**TASK STATEMENT**: Pictures stay out. Everything else in the entries is copied exactly.

===== THE RECORDS =====

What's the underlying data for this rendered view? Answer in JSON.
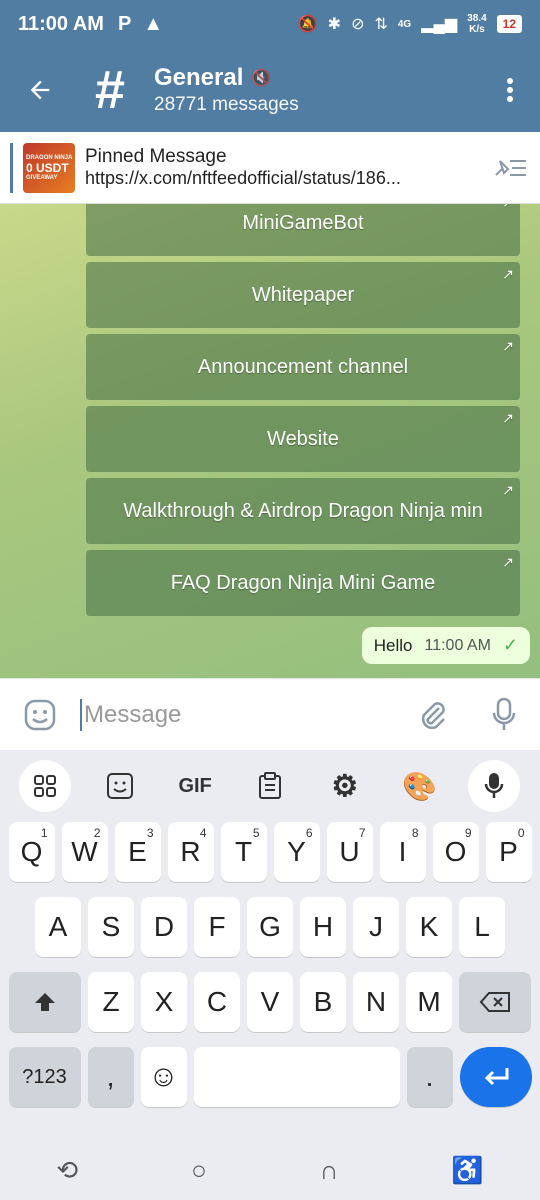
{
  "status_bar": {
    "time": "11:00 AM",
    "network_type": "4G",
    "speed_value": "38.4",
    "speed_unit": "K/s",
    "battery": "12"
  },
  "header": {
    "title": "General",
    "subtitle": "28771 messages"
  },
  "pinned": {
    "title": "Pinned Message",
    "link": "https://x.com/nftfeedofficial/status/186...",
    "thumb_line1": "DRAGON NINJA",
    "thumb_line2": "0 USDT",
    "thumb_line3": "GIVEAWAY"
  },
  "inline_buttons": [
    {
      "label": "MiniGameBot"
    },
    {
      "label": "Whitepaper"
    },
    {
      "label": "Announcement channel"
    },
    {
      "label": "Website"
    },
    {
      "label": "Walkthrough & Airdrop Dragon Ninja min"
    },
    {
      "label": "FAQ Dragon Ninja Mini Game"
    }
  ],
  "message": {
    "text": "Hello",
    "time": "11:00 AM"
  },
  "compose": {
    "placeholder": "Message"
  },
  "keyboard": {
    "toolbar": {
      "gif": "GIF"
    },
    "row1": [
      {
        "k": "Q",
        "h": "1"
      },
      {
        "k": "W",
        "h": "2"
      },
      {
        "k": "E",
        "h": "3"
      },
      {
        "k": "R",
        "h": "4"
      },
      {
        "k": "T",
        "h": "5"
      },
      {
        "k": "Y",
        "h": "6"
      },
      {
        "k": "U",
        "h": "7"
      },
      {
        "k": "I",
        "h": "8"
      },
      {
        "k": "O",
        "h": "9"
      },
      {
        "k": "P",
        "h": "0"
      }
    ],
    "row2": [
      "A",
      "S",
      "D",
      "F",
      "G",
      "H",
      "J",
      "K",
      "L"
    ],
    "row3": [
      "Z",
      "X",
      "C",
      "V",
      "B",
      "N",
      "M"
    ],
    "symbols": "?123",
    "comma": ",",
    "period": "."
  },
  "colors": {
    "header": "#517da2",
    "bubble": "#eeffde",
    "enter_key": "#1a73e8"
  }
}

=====

**ANSWER TO THIS EXERCISE**:
What's the underlying data for this rendered view? Answer in JSON.
{
  "status_bar": {
    "time": "11:00 AM",
    "network_type": "4G",
    "speed_value": "38.4",
    "speed_unit": "K/s",
    "battery": "12"
  },
  "header": {
    "title": "General",
    "subtitle": "28771 messages"
  },
  "pinned": {
    "title": "Pinned Message",
    "link": "https://x.com/nftfeedofficial/status/186...",
    "thumb_line1": "DRAGON NINJA",
    "thumb_line2": "0 USDT",
    "thumb_line3": "GIVEAWAY"
  },
  "inline_buttons": [
    {
      "label": "MiniGameBot"
    },
    {
      "label": "Whitepaper"
    },
    {
      "label": "Announcement channel"
    },
    {
      "label": "Website"
    },
    {
      "label": "Walkthrough & Airdrop Dragon Ninja min"
    },
    {
      "label": "FAQ Dragon Ninja Mini Game"
    }
  ],
  "message": {
    "text": "Hello",
    "time": "11:00 AM"
  },
  "compose": {
    "placeholder": "Message"
  },
  "keyboard": {
    "toolbar": {
      "gif": "GIF"
    },
    "row1": [
      {
        "k": "Q",
        "h": "1"
      },
      {
        "k": "W",
        "h": "2"
      },
      {
        "k": "E",
        "h": "3"
      },
      {
        "k": "R",
        "h": "4"
      },
      {
        "k": "T",
        "h": "5"
      },
      {
        "k": "Y",
        "h": "6"
      },
      {
        "k": "U",
        "h": "7"
      },
      {
        "k": "I",
        "h": "8"
      },
      {
        "k": "O",
        "h": "9"
      },
      {
        "k": "P",
        "h": "0"
      }
    ],
    "row2": [
      "A",
      "S",
      "D",
      "F",
      "G",
      "H",
      "J",
      "K",
      "L"
    ],
    "row3": [
      "Z",
      "X",
      "C",
      "V",
      "B",
      "N",
      "M"
    ],
    "symbols": "?123",
    "comma": ",",
    "period": "."
  },
  "colors": {
    "header": "#517da2",
    "bubble": "#eeffde",
    "enter_key": "#1a73e8"
  }
}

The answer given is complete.